One such actor is Armaan Kirmani, an actor who starred alongside Rishi Kapoor and Akshay Kumar in the 2011 Bollywood flick Patiala House. He branched out into producing and directing films in 2012 giving opportunities for actors such as Ali Karim, a Pakistani actor who came over to the UK in 2010.
Karim did not study acting but in 2012 his enthusiasm landed him a role in Kirmani’s short film titled Color Pictures.
Karim says: “I got the opportunity to work with a great director, producer, crew and co-stars. I did it for the experience and money but you need a lot of time and energy to keep going.”
Actors also find work through networking and being in the right place at the right time. Sion-Loong, for instance, is an actor who looks for niche acting jobs whenever East Asians actors are required. Loong got involved in the entertainment industry after starting work for the production company behind the Lord of the Rings trilogy.
Eight years later Loong got the chance to act in the Hollywood version of the Japanese legend, 47 Ronin. Loong’s advice to other actors is:
“Focusing on what you love doing is usually not the way to make money. You will need to be patient, be prepared to do other jobs and apply for as many opportunities as possible.”
Leena Devi is a professional British Asian actress. She has been performing since the age of seven. She adores playing Shakespeare characters.
Her next challenge is to do more on-screen work. Devi maintains her acting career alongside her day job.
Her advice to other actors is: “Be yourself, grow your network and don’t be shy to make friends. If I can imagine wanting to get out bed for a 4am shoot and trekking to the other side of London or country, then it’s worth taking.”
Tips and Guidance
The film, TV and theatre industry is changing. More opportunities are opening up for anybody interested in developing a career in acting. However an actor’s potential and professionalism is still judged by their hard work and performance. Remember, believe in yourself, the world is your oyster!
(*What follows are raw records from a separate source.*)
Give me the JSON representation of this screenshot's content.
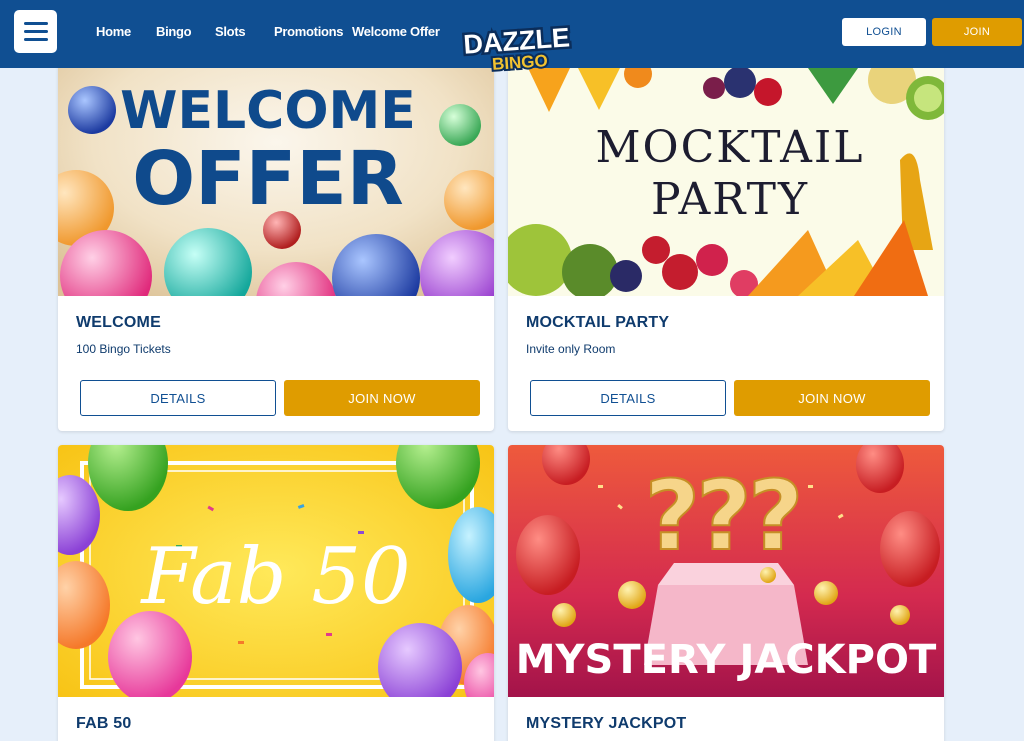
{
  "header": {
    "nav": [
      "Home",
      "Bingo",
      "Slots",
      "Promotions",
      "Welcome Offer"
    ],
    "logo_top": "DAZZLE",
    "logo_bottom": "BINGO",
    "login_label": "LOGIN",
    "join_label": "JOIN"
  },
  "cards": [
    {
      "title": "WELCOME",
      "subtitle": "100 Bingo Tickets",
      "details_label": "DETAILS",
      "join_label": "JOIN NOW",
      "banner_line1": "WELCOME",
      "banner_line2": "OFFER"
    },
    {
      "title": "MOCKTAIL PARTY",
      "subtitle": "Invite only Room",
      "details_label": "DETAILS",
      "join_label": "JOIN NOW",
      "banner_line1": "MOCKTAIL",
      "banner_line2": "PARTY"
    },
    {
      "title": "FAB 50",
      "banner_line1": "Fab 50"
    },
    {
      "title": "MYSTERY JACKPOT",
      "banner_line1": "MYSTERY JACKPOT"
    }
  ],
  "colors": {
    "brand_blue": "#104f92",
    "accent_gold": "#df9c00",
    "page_bg": "#e6effa",
    "title_text": "#0f3b6d"
  }
}
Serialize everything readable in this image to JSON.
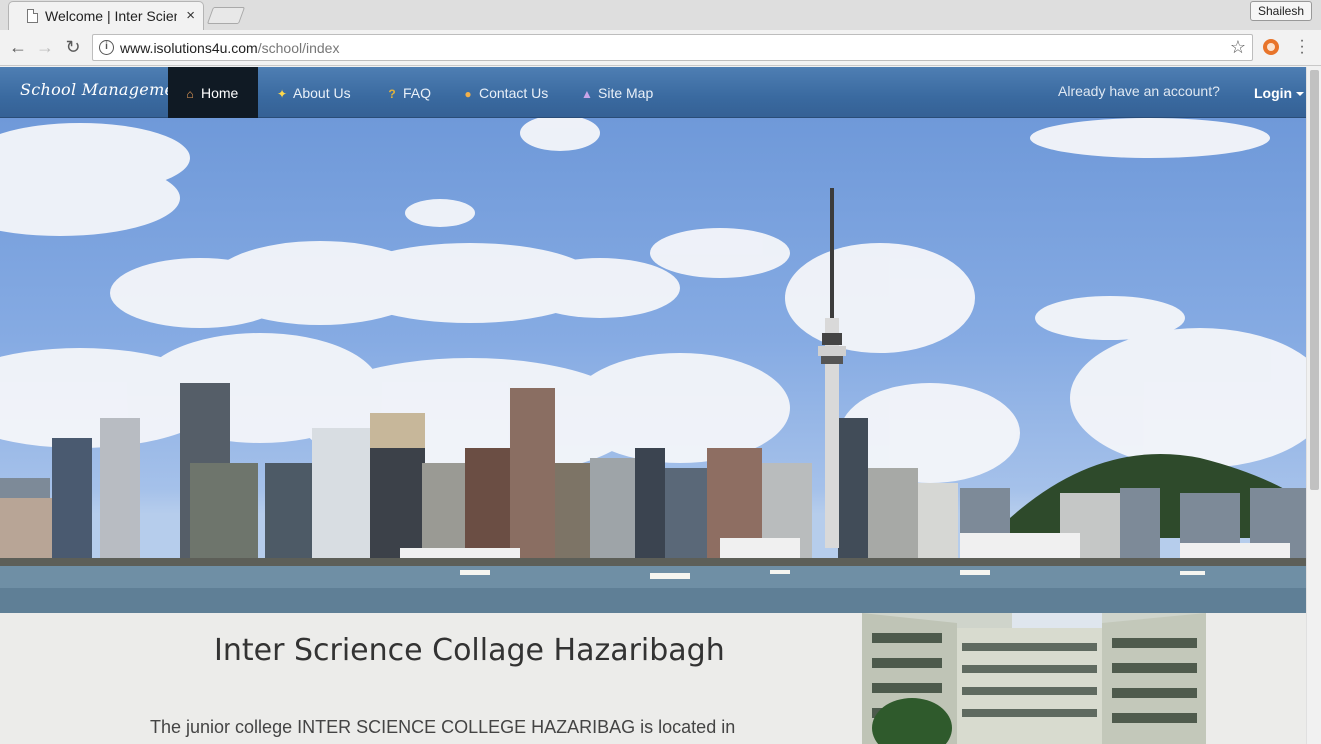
{
  "browser": {
    "tab_title": "Welcome | Inter Science",
    "tab_close": "×",
    "profile_name": "Shailesh",
    "url_host": "www.isolutions4u.com",
    "url_path": "/school/index",
    "icons": [
      "doc-icon",
      "back-icon",
      "forward-icon",
      "reload-icon",
      "info-icon",
      "star-icon",
      "extension-icon",
      "menu-icon"
    ]
  },
  "navbar": {
    "brand": "School Management",
    "items": [
      {
        "label": "Home",
        "icon": "house-icon",
        "active": true
      },
      {
        "label": "About Us",
        "icon": "sparkle-icon"
      },
      {
        "label": "FAQ",
        "icon": "question-icon"
      },
      {
        "label": "Contact Us",
        "icon": "people-icon"
      },
      {
        "label": "Site Map",
        "icon": "sitemap-icon"
      }
    ],
    "account_prompt": "Already have an account?",
    "login_label": "Login"
  },
  "content": {
    "title": "Inter Scrience Collage Hazaribagh",
    "description": "The junior college INTER SCIENCE COLLEGE HAZARIBAG is located in"
  },
  "colors": {
    "navbar": "#3f6fa5",
    "active_nav": "#101a24",
    "content_bg": "#ececea"
  }
}
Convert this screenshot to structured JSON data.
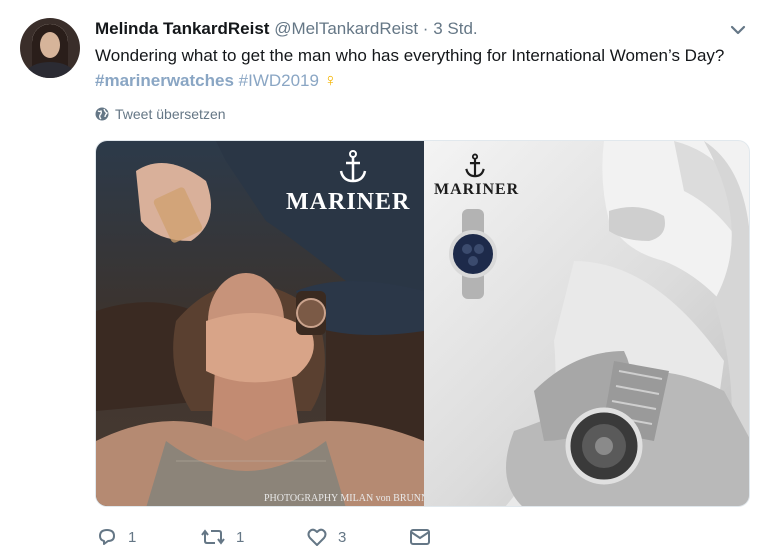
{
  "tweet": {
    "display_name": "Melinda TankardReist",
    "handle": "@MelTankardReist",
    "separator": "·",
    "time": "3 Std.",
    "text_plain": "Wondering what to get the man who has everything for International Women’s Day?",
    "hashtag1": "#marinerwatches",
    "hashtag2": "#IWD2019",
    "emoji": "♀",
    "translate_label": "Tweet übersetzen"
  },
  "media": {
    "left_brand": "MARINER",
    "right_brand": "MARINER",
    "credit": "PHOTOGRAPHY MILAN von BRUNN"
  },
  "actions": {
    "reply_count": "1",
    "retweet_count": "1",
    "like_count": "3"
  },
  "icons": {
    "reply": "reply-icon",
    "retweet": "retweet-icon",
    "like": "heart-icon",
    "dm": "envelope-icon",
    "menu": "chevron-down-icon",
    "translate": "globe-icon"
  },
  "colors": {
    "text": "#14171a",
    "muted": "#657786",
    "hashtag": "#8aa6c4",
    "emoji": "#f4b400"
  }
}
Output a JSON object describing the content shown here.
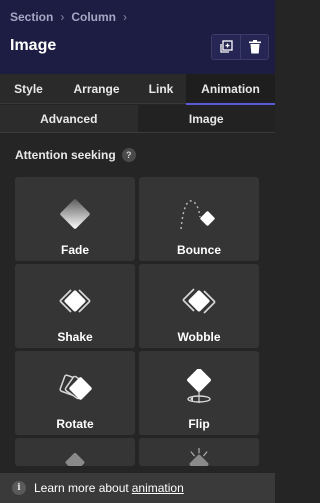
{
  "header": {
    "breadcrumb": [
      "Section",
      "Column"
    ],
    "title": "Image",
    "buttons": [
      {
        "icon": "duplicate-icon"
      },
      {
        "icon": "trash-icon"
      }
    ]
  },
  "tabs": [
    {
      "label": "Style"
    },
    {
      "label": "Arrange"
    },
    {
      "label": "Link"
    },
    {
      "label": "Animation",
      "active": true
    }
  ],
  "subtabs": [
    {
      "label": "Advanced",
      "active": true
    },
    {
      "label": "Image"
    }
  ],
  "section": {
    "title": "Attention seeking",
    "help": "?"
  },
  "animations": [
    {
      "label": "Fade",
      "icon": "fade-icon"
    },
    {
      "label": "Bounce",
      "icon": "bounce-icon"
    },
    {
      "label": "Shake",
      "icon": "shake-icon"
    },
    {
      "label": "Wobble",
      "icon": "wobble-icon"
    },
    {
      "label": "Rotate",
      "icon": "rotate-icon"
    },
    {
      "label": "Flip",
      "icon": "flip-icon"
    }
  ],
  "footer": {
    "info_icon": "i",
    "text": "Learn more about",
    "link": "animation"
  },
  "colors": {
    "header_bg": "#1d1d44",
    "accent": "#5a5ad6",
    "panel_bg": "#252525",
    "tile_bg": "#353535"
  }
}
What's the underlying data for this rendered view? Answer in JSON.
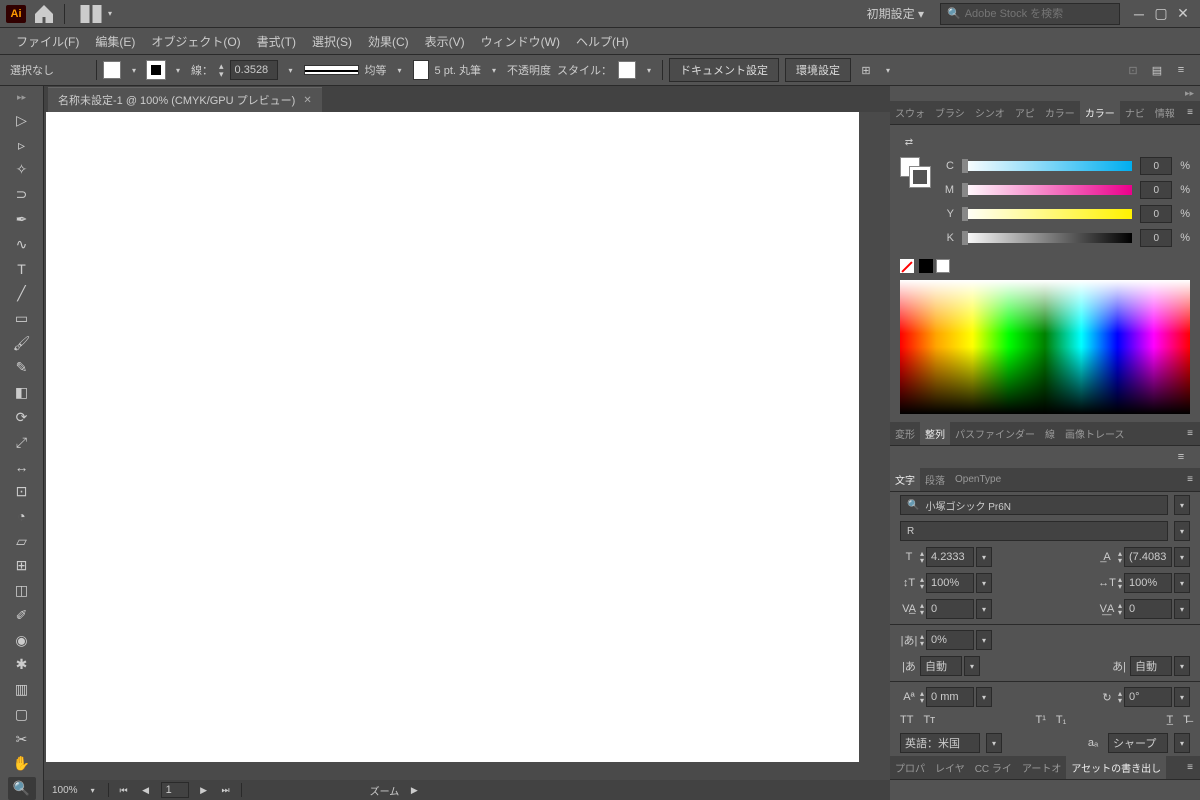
{
  "topbar": {
    "workspace": "初期設定",
    "search_placeholder": "Adobe Stock を検索"
  },
  "menubar": [
    "ファイル(F)",
    "編集(E)",
    "オブジェクト(O)",
    "書式(T)",
    "選択(S)",
    "効果(C)",
    "表示(V)",
    "ウィンドウ(W)",
    "ヘルプ(H)"
  ],
  "controlbar": {
    "selection": "選択なし",
    "stroke_label": "線：",
    "stroke_weight": "0.3528",
    "uniform": "均等",
    "brush": "5 pt. 丸筆",
    "opacity": "不透明度",
    "style": "スタイル：",
    "doc_setup": "ドキュメント設定",
    "prefs": "環境設定"
  },
  "doc_tab": "名称未設定-1 @ 100% (CMYK/GPU プレビュー)",
  "status": {
    "zoom": "100%",
    "page": "1",
    "mode": "ズーム"
  },
  "panel_tabs1": [
    "スウォ",
    "ブラシ",
    "シンオ",
    "アピ",
    "カラー",
    "カラー",
    "ナビ",
    "情報"
  ],
  "panel_tabs1_active": 5,
  "color": {
    "c": {
      "label": "C",
      "value": "0",
      "pct": "%"
    },
    "m": {
      "label": "M",
      "value": "0",
      "pct": "%"
    },
    "y": {
      "label": "Y",
      "value": "0",
      "pct": "%"
    },
    "k": {
      "label": "K",
      "value": "0",
      "pct": "%"
    }
  },
  "panel_tabs2": [
    "変形",
    "整列",
    "パスファインダー",
    "線",
    "画像トレース"
  ],
  "panel_tabs2_active": 1,
  "panel_tabs3": [
    "文字",
    "段落",
    "OpenType"
  ],
  "panel_tabs3_active": 0,
  "character": {
    "font": "小塚ゴシック Pr6N",
    "style": "R",
    "size": "4.2333",
    "leading": "(7.4083",
    "hscale": "100%",
    "vscale": "100%",
    "kerning": "0",
    "tracking": "0",
    "baseline_pct": "0%",
    "auto1": "自動",
    "auto2": "自動",
    "baseline_shift": "0 mm",
    "rotation": "0°",
    "language": "英語：米国",
    "aa": "シャープ"
  },
  "panel_tabs4": [
    "プロパ",
    "レイヤ",
    "CC ライ",
    "アートオ",
    "アセットの書き出し"
  ]
}
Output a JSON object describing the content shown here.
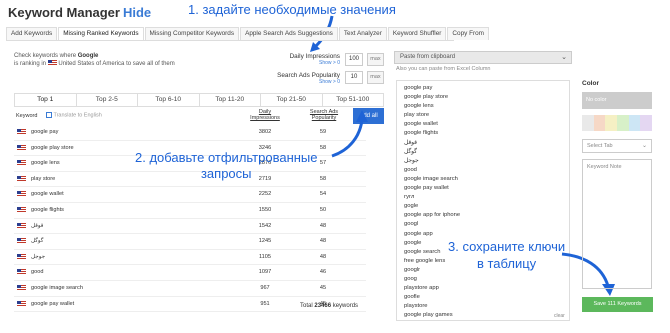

Win FREE tickets to see the wonderfully funny Dead Sheep at the Birmingham Repertory Theatre (The REP) on 1st October 2016.